_REQUIREMENT:_ Filter the material below down to the lines with the word "Inmobiliarios" and give those lines.

╭──

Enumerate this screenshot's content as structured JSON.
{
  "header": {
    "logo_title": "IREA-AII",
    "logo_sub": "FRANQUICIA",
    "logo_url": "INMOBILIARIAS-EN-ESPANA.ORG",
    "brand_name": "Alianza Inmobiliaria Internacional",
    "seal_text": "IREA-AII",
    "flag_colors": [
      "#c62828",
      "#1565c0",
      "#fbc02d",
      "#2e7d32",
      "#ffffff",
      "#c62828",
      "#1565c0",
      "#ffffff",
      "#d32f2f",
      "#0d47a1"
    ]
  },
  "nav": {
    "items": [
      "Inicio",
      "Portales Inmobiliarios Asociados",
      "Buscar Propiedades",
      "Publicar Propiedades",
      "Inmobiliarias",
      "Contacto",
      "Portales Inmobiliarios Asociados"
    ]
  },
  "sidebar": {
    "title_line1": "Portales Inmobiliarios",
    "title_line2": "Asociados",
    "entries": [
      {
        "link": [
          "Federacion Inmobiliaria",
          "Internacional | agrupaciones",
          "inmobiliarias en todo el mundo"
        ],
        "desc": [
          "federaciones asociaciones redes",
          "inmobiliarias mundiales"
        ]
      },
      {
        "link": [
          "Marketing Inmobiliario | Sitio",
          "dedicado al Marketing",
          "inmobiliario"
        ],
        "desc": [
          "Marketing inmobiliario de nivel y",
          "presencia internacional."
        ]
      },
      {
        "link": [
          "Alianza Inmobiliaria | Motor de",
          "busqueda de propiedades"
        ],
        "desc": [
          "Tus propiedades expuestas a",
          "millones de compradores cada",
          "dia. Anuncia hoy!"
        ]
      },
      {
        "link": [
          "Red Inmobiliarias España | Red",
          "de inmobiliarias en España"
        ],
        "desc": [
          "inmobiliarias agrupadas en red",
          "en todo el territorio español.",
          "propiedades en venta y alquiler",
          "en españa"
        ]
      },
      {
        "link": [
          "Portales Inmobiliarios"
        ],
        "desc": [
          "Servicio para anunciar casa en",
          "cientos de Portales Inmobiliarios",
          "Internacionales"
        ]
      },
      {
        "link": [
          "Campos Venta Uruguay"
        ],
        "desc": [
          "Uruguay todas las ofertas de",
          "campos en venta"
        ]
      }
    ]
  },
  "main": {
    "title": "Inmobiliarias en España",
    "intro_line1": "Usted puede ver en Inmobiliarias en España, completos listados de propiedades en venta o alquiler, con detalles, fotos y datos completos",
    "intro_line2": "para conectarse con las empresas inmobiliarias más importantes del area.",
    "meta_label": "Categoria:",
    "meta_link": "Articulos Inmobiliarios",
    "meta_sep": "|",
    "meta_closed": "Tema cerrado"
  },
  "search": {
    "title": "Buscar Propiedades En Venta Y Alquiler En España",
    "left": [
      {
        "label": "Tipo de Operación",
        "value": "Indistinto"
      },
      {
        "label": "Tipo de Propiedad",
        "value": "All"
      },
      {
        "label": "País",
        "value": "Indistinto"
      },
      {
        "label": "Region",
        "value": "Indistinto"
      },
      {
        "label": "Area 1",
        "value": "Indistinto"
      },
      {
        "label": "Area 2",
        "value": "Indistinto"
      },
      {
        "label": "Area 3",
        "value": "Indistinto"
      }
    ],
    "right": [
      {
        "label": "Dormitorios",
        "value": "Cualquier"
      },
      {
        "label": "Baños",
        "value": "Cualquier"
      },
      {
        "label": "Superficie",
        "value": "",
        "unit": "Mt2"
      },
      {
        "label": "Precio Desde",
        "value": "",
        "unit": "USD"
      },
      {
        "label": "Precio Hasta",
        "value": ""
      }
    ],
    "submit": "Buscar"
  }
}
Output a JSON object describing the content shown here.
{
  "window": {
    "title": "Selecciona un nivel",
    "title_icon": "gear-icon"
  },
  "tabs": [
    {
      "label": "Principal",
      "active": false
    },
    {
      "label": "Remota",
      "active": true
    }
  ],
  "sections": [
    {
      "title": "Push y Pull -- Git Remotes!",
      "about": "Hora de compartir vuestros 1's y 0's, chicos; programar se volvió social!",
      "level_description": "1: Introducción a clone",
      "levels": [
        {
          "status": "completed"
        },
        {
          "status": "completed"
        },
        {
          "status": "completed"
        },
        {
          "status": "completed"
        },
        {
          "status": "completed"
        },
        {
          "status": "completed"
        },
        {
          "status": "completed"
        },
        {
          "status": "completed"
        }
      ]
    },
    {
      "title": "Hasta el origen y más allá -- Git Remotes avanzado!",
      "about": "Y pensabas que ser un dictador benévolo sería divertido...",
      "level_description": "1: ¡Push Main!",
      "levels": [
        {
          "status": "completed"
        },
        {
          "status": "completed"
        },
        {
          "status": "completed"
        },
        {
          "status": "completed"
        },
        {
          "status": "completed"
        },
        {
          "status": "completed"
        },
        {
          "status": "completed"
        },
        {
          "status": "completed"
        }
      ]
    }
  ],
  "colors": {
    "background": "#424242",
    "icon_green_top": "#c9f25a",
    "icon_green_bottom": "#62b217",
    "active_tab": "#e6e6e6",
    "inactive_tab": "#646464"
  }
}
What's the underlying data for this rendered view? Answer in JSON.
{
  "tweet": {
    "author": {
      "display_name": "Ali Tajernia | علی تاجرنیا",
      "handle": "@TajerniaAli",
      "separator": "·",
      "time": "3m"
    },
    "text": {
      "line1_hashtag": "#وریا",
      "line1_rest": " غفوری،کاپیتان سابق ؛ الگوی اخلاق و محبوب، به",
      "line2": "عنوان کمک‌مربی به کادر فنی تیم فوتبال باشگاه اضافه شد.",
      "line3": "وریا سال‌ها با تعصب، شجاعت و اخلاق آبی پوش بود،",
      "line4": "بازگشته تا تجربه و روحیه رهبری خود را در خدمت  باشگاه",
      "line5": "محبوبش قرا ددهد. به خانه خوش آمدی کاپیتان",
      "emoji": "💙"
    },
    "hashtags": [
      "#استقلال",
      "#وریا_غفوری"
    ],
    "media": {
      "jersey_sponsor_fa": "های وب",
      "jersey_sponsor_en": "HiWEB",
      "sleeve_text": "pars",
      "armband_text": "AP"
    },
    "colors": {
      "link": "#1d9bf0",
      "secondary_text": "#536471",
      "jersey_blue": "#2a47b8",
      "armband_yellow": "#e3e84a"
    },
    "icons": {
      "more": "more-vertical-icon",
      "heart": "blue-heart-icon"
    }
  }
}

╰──

_WRITTEN REPLY:_
      "Portales Inmobiliarios Asociados",
      "Portales Inmobiliarios Asociados"
    "title_line1": "Portales Inmobiliarios",
          "Portales Inmobiliarios"
          "cientos de Portales Inmobiliarios",
    "meta_link": "Articulos Inmobiliarios",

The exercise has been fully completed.